If you’re well-versed in a particular subject, you could tutor others. If you’re a writer, you could do freelance editing. If you’re artistic and crafty, you could start a business designing T-shirts, hats, and other merchandise. If you’re a photographer, you might want to advertise photo shoots for students or events. There is an unlimited range of things you can do with your own business, so whatever it is that you are passionate about can be turned into a way for you to put some extra money in the bank. 

If you don’t already have a checking account, make sure to open one in addition to your savings account. Look for a credit union or bank that offers checking with no minimum balances and no monthly maintenance fees. These are beneficial for students because you don’t have to stress about your balance getting low and having to pull money from your savings.  

At Service Credit Union, our free checking account offers all these benefits and more, including access to thousands of surcharge-free ATMs!  

Visa Everyday Starter Card

Your college years are also a good time to start thinking about building credit. If you have no previous credit history, check out the Service CU Visa Everyday Starter Card, which has no annual fee and a limit of $1,000.  By making regular monthly payments on this card, you’ll start to grow your credit score and increase your future lending options.   

Worried about your student loans? Service CU has partnered with CU Student Choice to offer loans to meet the unique financial needs of students. These loans provide competitive rates, flexible repayment options, and resources to help students achieve their educational goals without breaking the bank. 

By creating a budget, prioritizing your expenses, and saving wherever possible, you can set yourself up for financial success both during your college years and beyond. Remember, it’s never too early to start building good financial habits! 

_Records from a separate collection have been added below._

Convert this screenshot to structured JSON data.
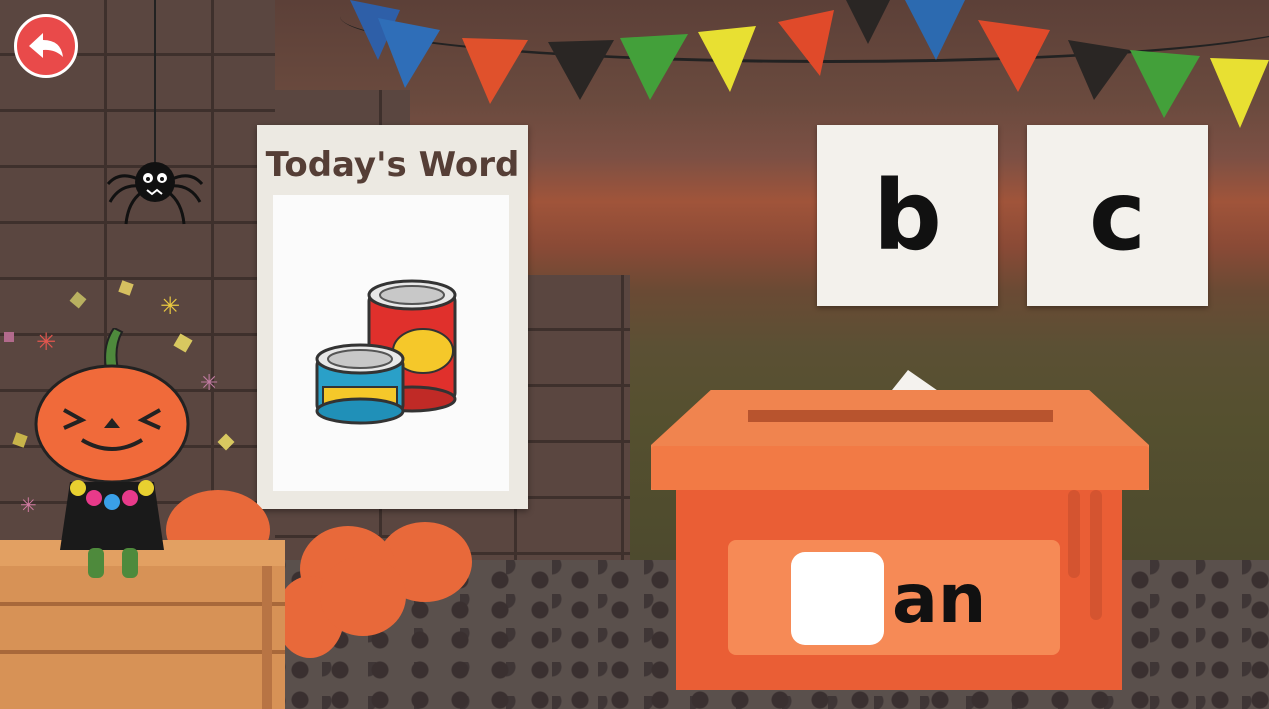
{
  "poster": {
    "title": "Today's Word",
    "image_icon": "cans-icon"
  },
  "choices": [
    "b",
    "c"
  ],
  "answer_box": {
    "word_ending": "an",
    "blank_value": ""
  },
  "icons": {
    "back": "back-arrow-icon",
    "spider": "spider-icon",
    "character": "pumpkin-character-icon"
  },
  "colors": {
    "back_button": "#e94a4a",
    "box": "#ea5e35",
    "box_panel": "#f68a56",
    "poster_title": "#553e36"
  }
}
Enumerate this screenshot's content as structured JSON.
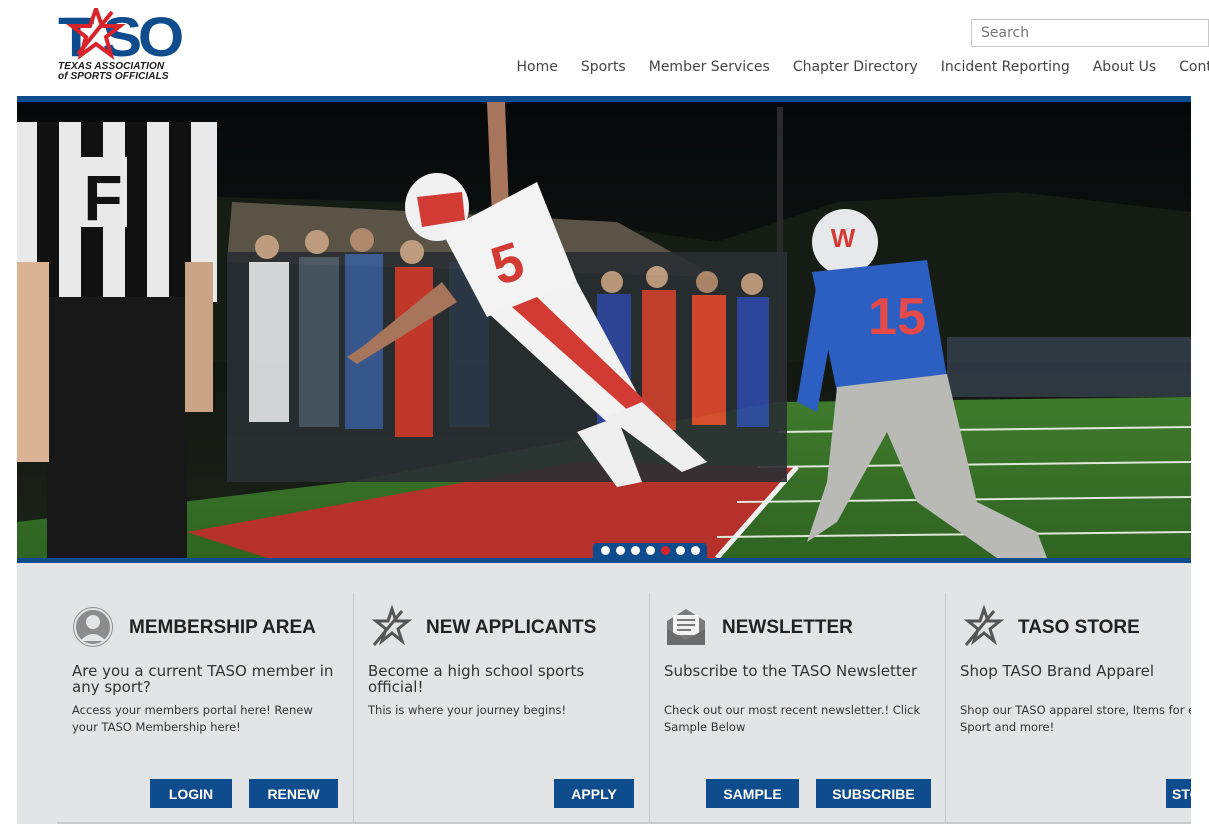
{
  "brand": {
    "logo_text": "T★SO",
    "logo_line1": "TEXAS ASSOCIATION",
    "logo_line2": "of SPORTS OFFICIALS",
    "color_blue": "#0f4c8e",
    "color_red": "#d8232a"
  },
  "search": {
    "placeholder": "Search"
  },
  "nav": [
    "Home",
    "Sports",
    "Member Services",
    "Chapter Directory",
    "Incident Reporting",
    "About Us",
    "Contact"
  ],
  "hero": {
    "slide_count": 7,
    "active_slide": 5,
    "referee_letter": "F",
    "player1_number": "5",
    "player2_number": "15",
    "player2_helmet": "W"
  },
  "features": [
    {
      "icon": "person-icon",
      "title": "MEMBERSHIP AREA",
      "subtitle": "Are you a current TASO member in any sport?",
      "description": "Access your members portal here! Renew your TASO Membership here!",
      "buttons": [
        "LOGIN",
        "RENEW"
      ]
    },
    {
      "icon": "taso-star-icon",
      "title": "NEW APPLICANTS",
      "subtitle": "Become a high school sports official!",
      "description": "This is where your journey begins!",
      "buttons": [
        "APPLY"
      ]
    },
    {
      "icon": "newsletter-icon",
      "title": "NEWSLETTER",
      "subtitle": "Subscribe to the TASO Newsletter",
      "description": "Check out our most recent newsletter.! Click Sample Below",
      "buttons": [
        "SAMPLE",
        "SUBSCRIBE"
      ]
    },
    {
      "icon": "taso-star-icon",
      "title": "TASO STORE",
      "subtitle": "Shop TASO Brand Apparel",
      "description": "Shop our TASO apparel store, Items for every Sport and more!",
      "buttons": [
        "STORE"
      ]
    }
  ]
}
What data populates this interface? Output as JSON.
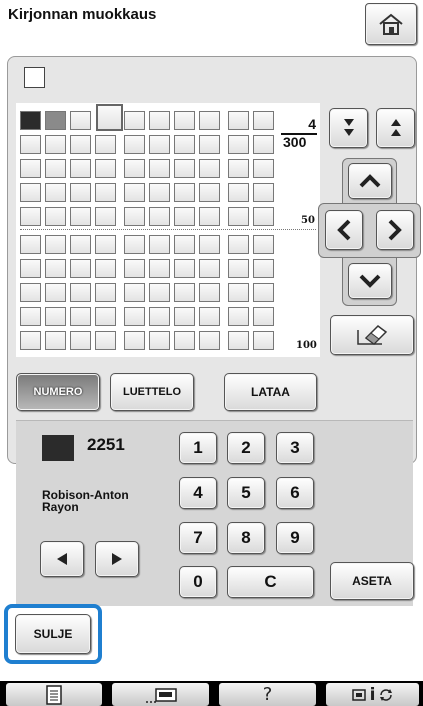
{
  "title": "Kirjonnan muokkaus",
  "colors": {
    "swatch_selected": "#2b2b2b",
    "swatch_2": "#8a8a8a",
    "highlight": "#1f7fd0"
  },
  "palette": {
    "counter_current": "4",
    "counter_total": "300",
    "row_marker_50": "50",
    "row_marker_100": "100"
  },
  "mode_buttons": {
    "numero": "NUMERO",
    "luettelo": "LUETTELO",
    "lataa": "LATAA"
  },
  "thread": {
    "code": "2251",
    "brand": "Robison-Anton\nRayon"
  },
  "keypad": [
    "1",
    "2",
    "3",
    "4",
    "5",
    "6",
    "7",
    "8",
    "9",
    "0",
    "C"
  ],
  "buttons": {
    "aseta": "ASETA",
    "sulje": "SULJE"
  },
  "bottom_bar": {
    "help": "?",
    "info": "i"
  },
  "icons": [
    "home-icon",
    "scroll-down-icon",
    "scroll-up-icon",
    "arrow-up-icon",
    "arrow-left-icon",
    "arrow-right-icon",
    "arrow-down-icon",
    "eraser-icon",
    "triangle-left-icon",
    "triangle-right-icon",
    "page-icon",
    "machine-icon",
    "help-icon",
    "info-icon",
    "rotate-icon"
  ]
}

Looking for more financial wellness resources? Check out one of our free upcoming financial wellness webinars!